Where’s the center of the world? Signs tell us that it lies in the small village of El Amarillo, at the southern entrance of Pumalin Park. On the Carretera Austral just a few kilometers south of the volcano-impacted town of Chaiten, El Amarillo is becoming a hub for tourists to Pumalin—and a pleasant place to live for its 100 or so residents.
Eight years ago, the Conservation Land Trust launched a village beautification project in El Amarillo, spearheaded by young local architect Marcela Ojeda. At the time, the village consisted of a few dozen houses, almost all rundown. A few small markets sold basic goods, and a few houses had rooms for travelers to rent, but for the most part, tourists had to stop in Chaiten or further south on the Carretera Austral to find services. Although in a prime location—next to Pumalin, with phenomenal views of Volcan Michimahuida and the Tabiques Mountains—El Amarillo had not developed much of its ecotourism potential. Visitors would zoom past on the road, and many younger residents aimed to move away to find other opportunities.
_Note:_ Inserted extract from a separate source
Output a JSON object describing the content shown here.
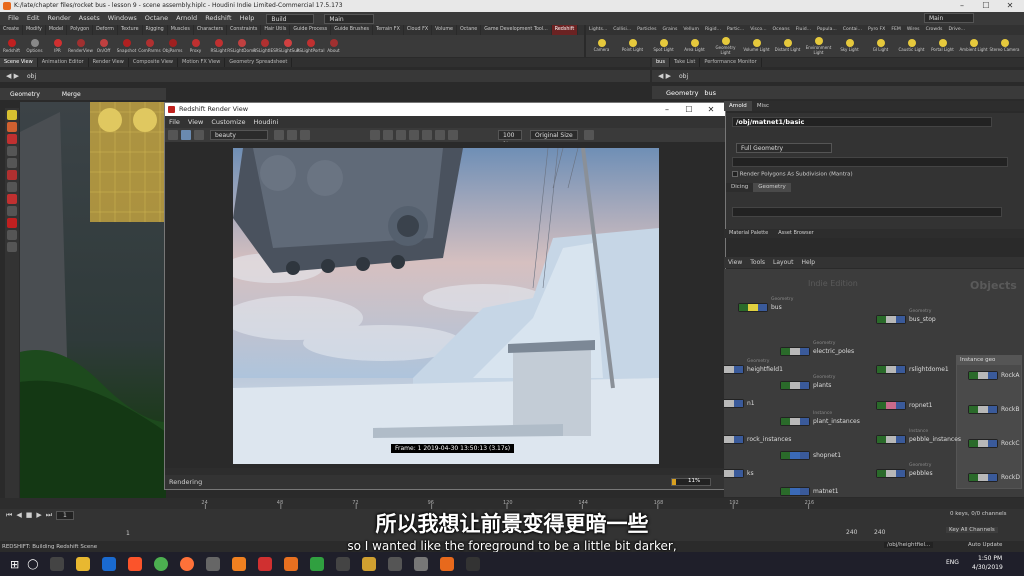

Since 2005, the village beautification project has worked with many families to put their houses in order, with paint, repairs, yard work, and landscaping. The Pumalin project sponsors the initial fix-up of houses, with the owners agreeing to cover maintenance and repairs in the future. The team works with families on the design and schedule of the repairs, and asks for their participation when possible.
A bit of paint, carpentry and yard work can go a long way. Many of the seemingly unredeemable structures in town have been reborn as full-of-character homes with simple but well-planned facelifts. With help from volunteers from around the world, over a dozen houses in the village have been transformed.
Meanwhile, the team has designed and constructed a new supermarket and gas station in town, to put El Amarillo on the map of tourist services in the region.
Running a gas station never topped the list of projects for conservationists before, but given the distance to the next place to refill, the station offers an important service, and draw for the community.
The supermarket carries a different variety of goods from those offered in the preexisting markets: hardware, organic vegetables, woolen goods, books, and souvenirs, among other items.
The basic idea of the project, as Doug explains it, is to build house pride through simple fix-ups, painting, and landscaping. House pride extends to pride for community, as the whole village becomes more orderly and pleasant, and an appealing destination for visitors. As the foreground—houses, yards, and common spaces—grows more beautiful, locals and visitors alike can admire and savor the spectacular natural setting of the village, gaining respect for the wilderness that surrounds them.
Care for house and connection to community grow into responsibility to place and land. Without preaching ecological values, the village cleanup effort improves locals’ living conditions and economic opportunities while encouraging them to embrace the area’s remarkable natural surroundings.